This was a very interesting book. Andrews was a fascinating man when the age of the explorers was still alive. I found the information on the times and culture of China and Mongolia very interesting, and at times eclipsing the excursions into the Gobi. However, this book would not be the first historical/biogrphy I would recommend to fellow readers.
It was a great book. I cried the whole way through.
At last! - a proper adult biography of Roy Chapman Andrews. Despite the politically correct nonsense review given by 'Kirkus Review', Charles Gallenkamp has written an indepth book about the life of Andrews and the times that he lived in; they are both fascinating. Andrews was a product of his time - not a product of late 21st century revisionist history. Gallenkamp tells us Andrews' story as it really was - not as some would like to see it rewritten. Despite 3 previous attempts by other authors [1930, 1968, 1972 ]to capture the true essence of Andrews, and numerous 'Kids' books on the market today - Until Gallenkamp's 'Dragon Hunter' There has been no proper biography of Andrews written. If you love to read about real life exploration, discovery, dinosaurs, and bandits; this is a great book. If you want to learn about how Andrews put the Central Asiatic Expeditions together, how personnel was selected, life in the Gobi, and the political intrigue of 1920's China - this is also a book you can really enjoy. The numerous B/W photos are reproduced on glossy paper; a few of these images have never been seen by the public before. Of particular note are the drawings by Karen Wright, which were created for this book. My one complaint is that this bio of Andrews centers around the famous expeditions to Mongolia, but does not go into as much detail about Andrews' earlier whale research days, or his life after the Mongolian Expeditions - but then this would probably have been a 3 volume set. Gallenkamp's 'Dragon Hunter' portrays the real-life accomplsihments of a real-life man; warts and all.

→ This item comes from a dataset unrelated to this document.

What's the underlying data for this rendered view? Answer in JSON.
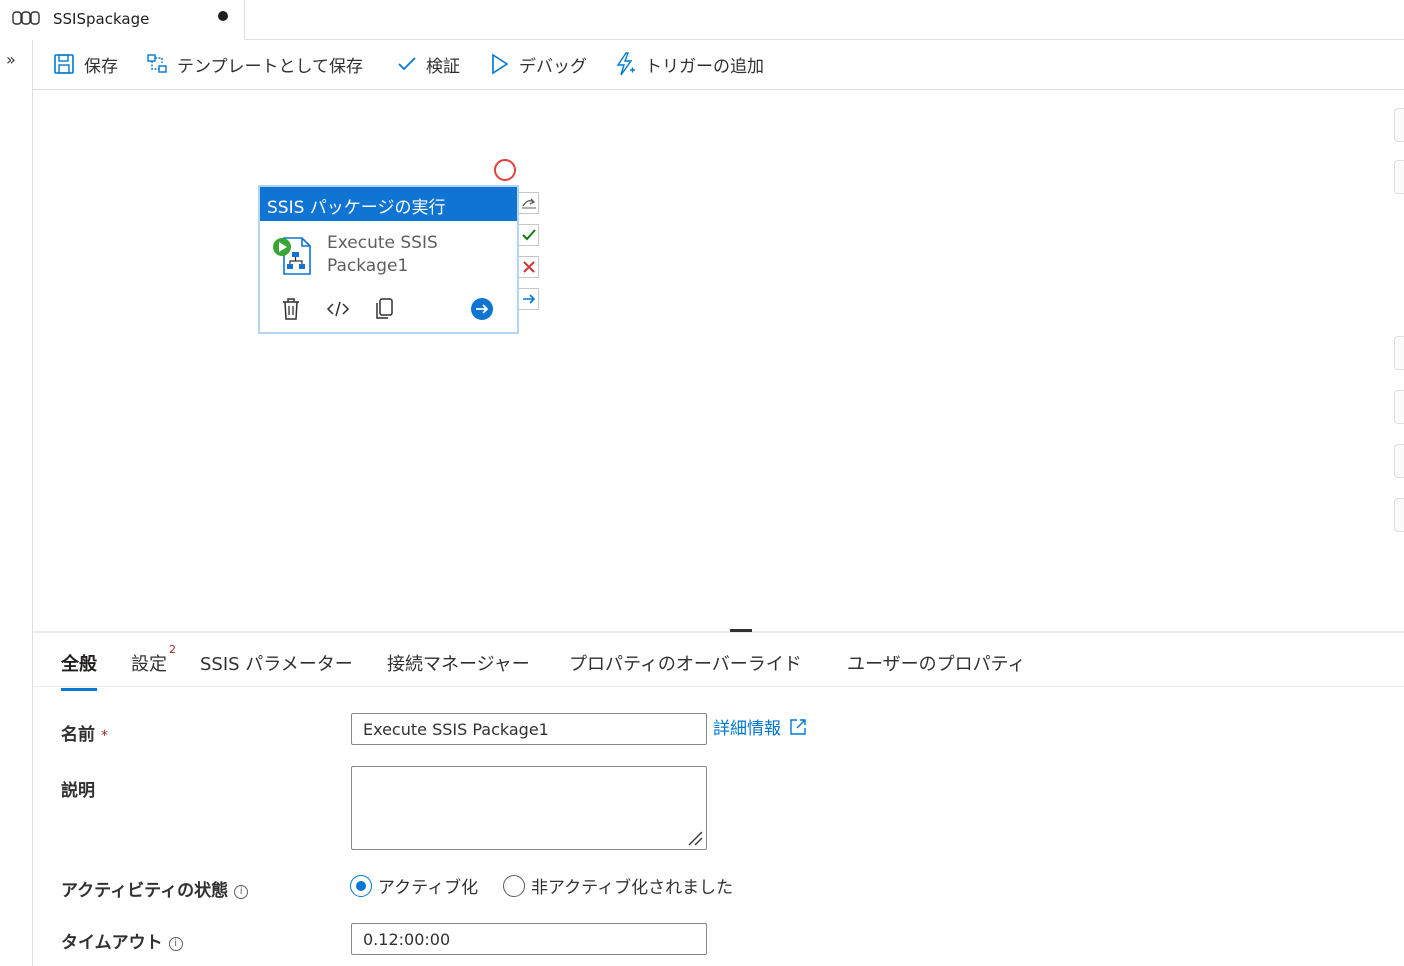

It is a gripping read, and you quickly realize how much nonsense has previously been written about Andrews. Move over Indiana Jones - here is the real thing.